6. Save your changes. Your Texas zone is set up successfully. Click the rebuild your product prices link to finish setting up your zone and rate.
State/Province with Multiple Tax Rates
In our next example, we'll create a zone based on a province with multiple tax rates. In this example, we're using Quebec, which has both a federal and provincial tax.
1. In the tax settings area, click on the Tax Rates & Zones tab. Click the Add a Tax Zone button.
2. Name the zone "Quebec," then choose the radio button next to This tax zone is based on one or more states/provinces.
3. Save your changes. You'll be forwarded to the Tax Rates tab. Click the Tax Rates tab, then click the Add a Tax Rate button.
4. Give the tax an appropriate name. In our example, we're naming the federal tax rate "GST" (Goods and Services Tax). We only want to tax products, so only Default Tax Class will have a number other than 0.
5. We will leave the Calculation Priority at 0 since we want this rate calculated first. Save your changes.
6. Now we'll add the provincial tax rate. Click the Add a Tax Rate button.
7. Name the tax appropriately, then enter the percentages for the rates. In our example, we're naming the provincial tax rate "QST" (Quebec Sales Tax).
8. Change the Calculation Priority to 1, so it is calculated after the federal tax (GST). Save your changes.
Your Quebec zone is set up successfully. Click the rebuild your product prices link to finish setting up your zone and rate.
Zone-based on Zip/Postal Codes
Finally, we'll create a zone based on zip codes with a single tax rate. In this example, we're using Florida, which has different tax rates based on your location within the state. Even though we are only creating a single 7.75% zone here, in practice, you'll want to create a zone for each different rate.
1. In the tax settings area, click on the Tax Rates & Zones tab. Click the Add a Tax Zone button.
2. Name the zone. In this example, it is named "Florida 7.75%". Then choose the radio button next to This tax zone is based on one or more postal or ZIP codes.
3. Choose the United States from the Country drop-down menu, then type in the zip codes that apply to your specified tax rate. Type each zip code on a new line.
4. Save your changes.
5. Now, click the Add a Tax Rate button. Name the tax rate, then enter the percentages for each of the tax class rates.
6. Save your changes. Your 7.75% Florida zone is set up successfully. Don't forget to click the rebuild your product prices link to finish setting up your zone and rate.
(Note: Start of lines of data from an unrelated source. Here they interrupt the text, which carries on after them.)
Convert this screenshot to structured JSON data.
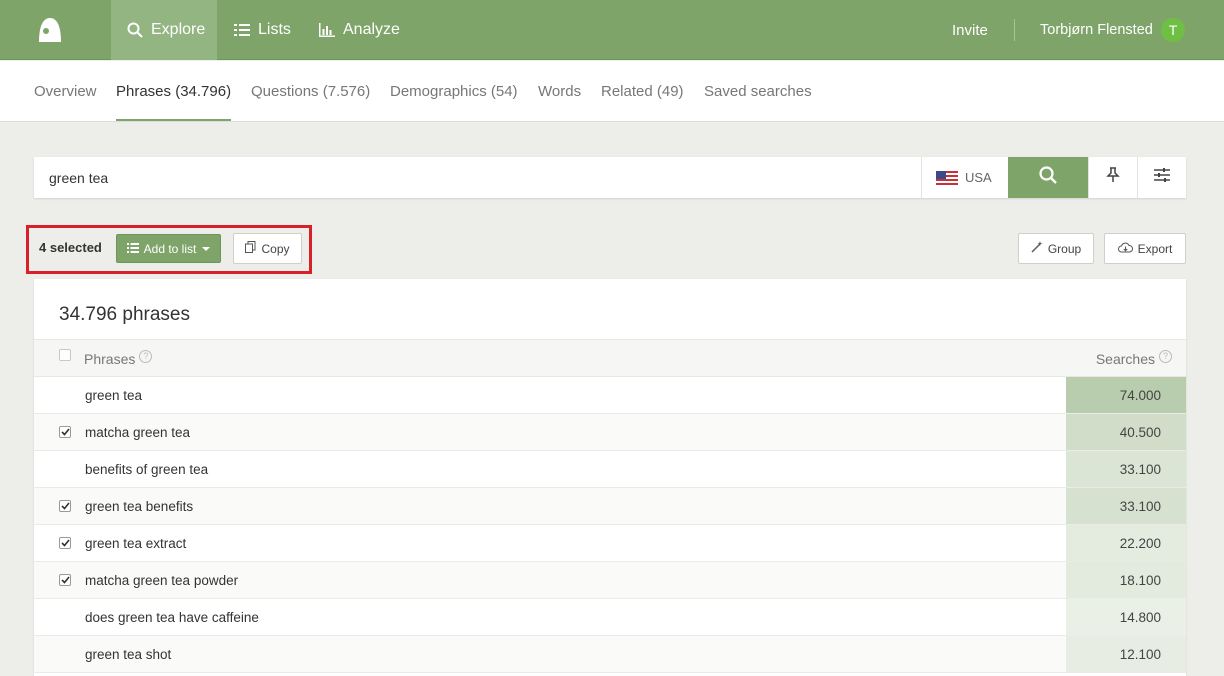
{
  "nav": {
    "explore": "Explore",
    "lists": "Lists",
    "analyze": "Analyze",
    "invite": "Invite",
    "user_name": "Torbjørn Flensted",
    "avatar_initial": "T"
  },
  "tabs": [
    {
      "label": "Overview"
    },
    {
      "label": "Phrases (34.796)"
    },
    {
      "label": "Questions (7.576)"
    },
    {
      "label": "Demographics (54)"
    },
    {
      "label": "Words"
    },
    {
      "label": "Related (49)"
    },
    {
      "label": "Saved searches"
    }
  ],
  "search": {
    "value": "green tea",
    "country": "USA"
  },
  "toolbar": {
    "selected": "4 selected",
    "add_to_list": "Add to list",
    "copy": "Copy",
    "group": "Group",
    "export": "Export"
  },
  "table": {
    "title": "34.796 phrases",
    "col_phrases": "Phrases",
    "col_searches": "Searches",
    "rows": [
      {
        "phrase": "green tea",
        "searches": "74.000",
        "checked": false
      },
      {
        "phrase": "matcha green tea",
        "searches": "40.500",
        "checked": true
      },
      {
        "phrase": "benefits of green tea",
        "searches": "33.100",
        "checked": false
      },
      {
        "phrase": "green tea benefits",
        "searches": "33.100",
        "checked": true
      },
      {
        "phrase": "green tea extract",
        "searches": "22.200",
        "checked": true
      },
      {
        "phrase": "matcha green tea powder",
        "searches": "18.100",
        "checked": true
      },
      {
        "phrase": "does green tea have caffeine",
        "searches": "14.800",
        "checked": false
      },
      {
        "phrase": "green tea shot",
        "searches": "12.100",
        "checked": false
      }
    ]
  },
  "colors": {
    "brand_green": "#7ea46a",
    "highlight_red": "#d8202a",
    "searches_heat": "#b3c9a4"
  },
  "icons": [
    "logo-icon",
    "search-icon",
    "list-icon",
    "bar-chart-icon",
    "us-flag-icon",
    "pin-icon",
    "sliders-icon",
    "copy-icon",
    "wand-icon",
    "cloud-download-icon",
    "help-icon",
    "check-icon"
  ]
}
Repeat this process to set up your other zones.
The Zip/Postal Codes field supports the use of the wildcards * and ?.
Using an asterisk, * will capture all numbers from its position in the zip code all the way to the right. For example, entering 335* will capture all postal codes ranging from 33500 through 33599.
Using a question mark, ?, will capture numbers 0-9 only in the position that the question mark is placed. For example, entering 335?1 will capture 33501 through 33591.
To capture all variations of a specific zip code, enter the base code on one line, then the base code with an asterisk on the next line, like so: